• [Records from a data collection]:

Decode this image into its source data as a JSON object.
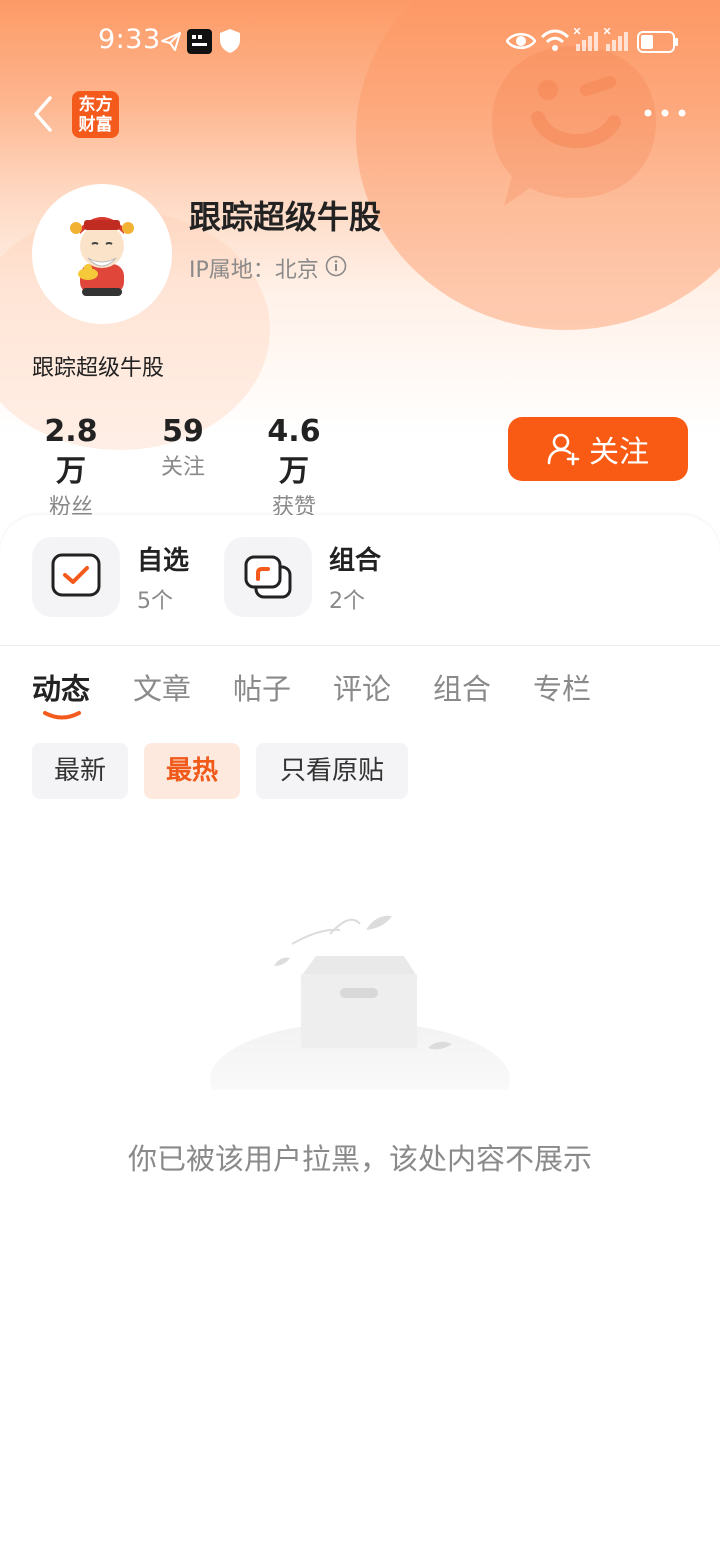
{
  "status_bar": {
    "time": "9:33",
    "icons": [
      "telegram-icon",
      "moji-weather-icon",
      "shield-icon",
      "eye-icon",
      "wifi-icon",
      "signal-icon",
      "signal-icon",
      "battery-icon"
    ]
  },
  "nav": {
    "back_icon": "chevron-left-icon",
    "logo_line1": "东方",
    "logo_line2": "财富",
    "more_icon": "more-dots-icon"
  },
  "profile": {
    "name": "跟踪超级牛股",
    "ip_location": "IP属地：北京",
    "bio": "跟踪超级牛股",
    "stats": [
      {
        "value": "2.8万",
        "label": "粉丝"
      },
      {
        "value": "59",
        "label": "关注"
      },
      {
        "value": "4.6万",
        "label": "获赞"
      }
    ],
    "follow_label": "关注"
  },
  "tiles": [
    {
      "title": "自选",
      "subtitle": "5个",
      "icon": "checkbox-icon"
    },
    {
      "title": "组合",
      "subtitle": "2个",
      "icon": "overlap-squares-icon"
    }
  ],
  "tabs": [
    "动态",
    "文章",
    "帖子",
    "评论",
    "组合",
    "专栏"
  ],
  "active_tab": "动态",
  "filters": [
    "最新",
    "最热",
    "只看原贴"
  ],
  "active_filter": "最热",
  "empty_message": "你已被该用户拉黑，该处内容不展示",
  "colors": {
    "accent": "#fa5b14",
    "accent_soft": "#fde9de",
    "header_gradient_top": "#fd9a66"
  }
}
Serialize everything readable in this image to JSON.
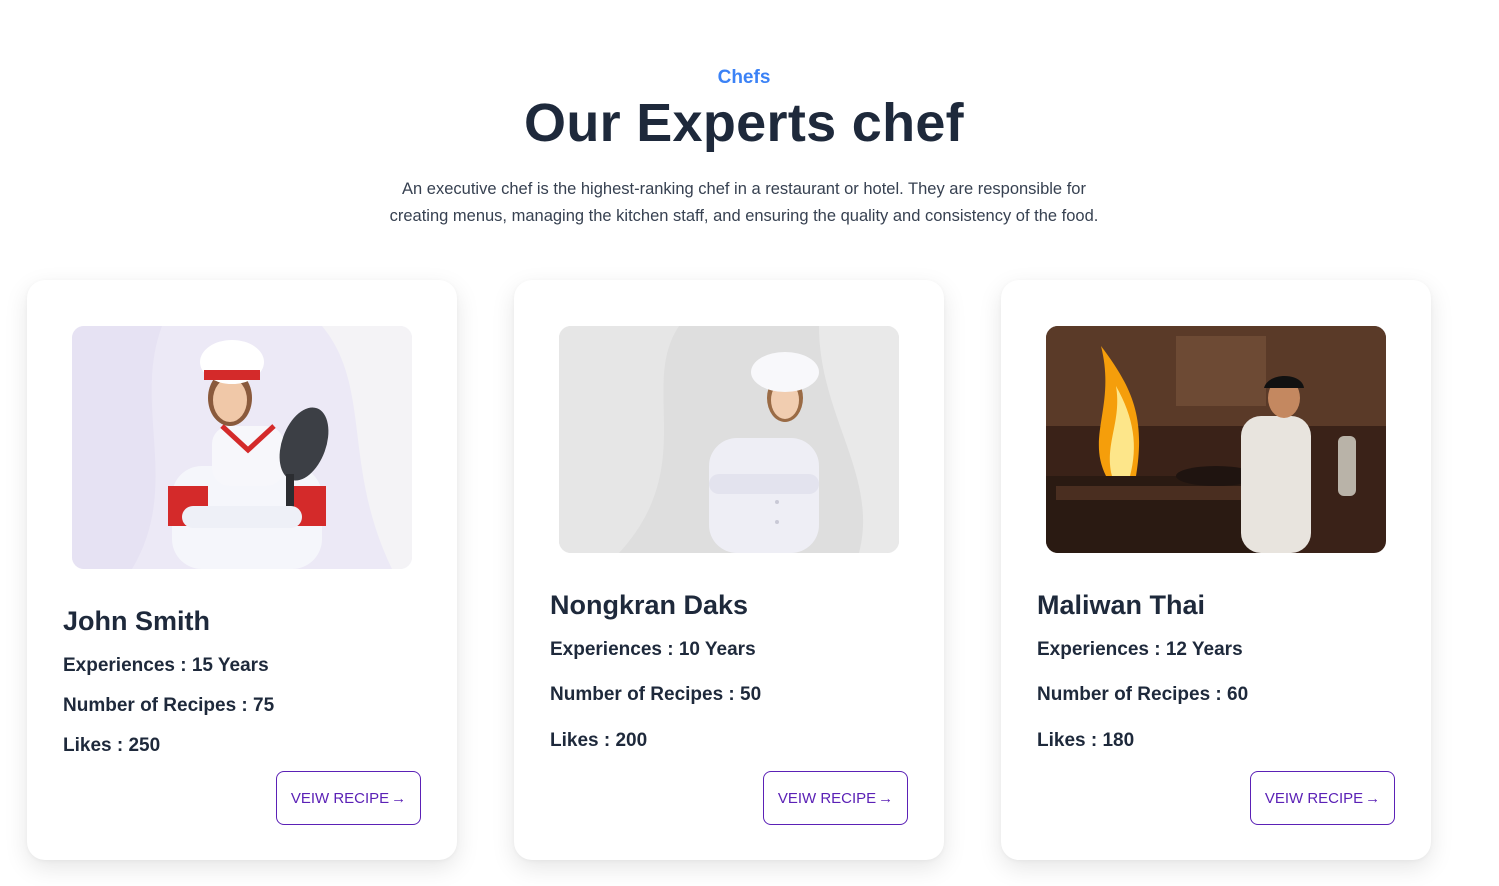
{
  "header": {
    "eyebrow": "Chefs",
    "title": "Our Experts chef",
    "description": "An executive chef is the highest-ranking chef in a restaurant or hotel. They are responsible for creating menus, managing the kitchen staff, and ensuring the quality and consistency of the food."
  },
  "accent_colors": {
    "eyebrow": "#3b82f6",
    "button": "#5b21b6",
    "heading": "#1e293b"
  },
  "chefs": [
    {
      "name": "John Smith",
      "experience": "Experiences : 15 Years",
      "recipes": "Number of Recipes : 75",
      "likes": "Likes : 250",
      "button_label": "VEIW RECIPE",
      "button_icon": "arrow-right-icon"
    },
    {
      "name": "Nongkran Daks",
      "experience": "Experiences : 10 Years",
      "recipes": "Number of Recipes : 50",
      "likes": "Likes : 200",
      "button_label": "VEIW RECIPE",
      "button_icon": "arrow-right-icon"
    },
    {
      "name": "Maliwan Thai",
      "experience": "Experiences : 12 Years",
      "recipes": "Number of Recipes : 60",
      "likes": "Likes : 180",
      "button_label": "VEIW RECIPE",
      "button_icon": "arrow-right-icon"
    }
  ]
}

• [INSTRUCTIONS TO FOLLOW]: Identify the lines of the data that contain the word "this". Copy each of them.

• [SOLUTION BELOW]:
Decode this image into its source data as a JSON object.
Serialize everything readable in this image to JSON.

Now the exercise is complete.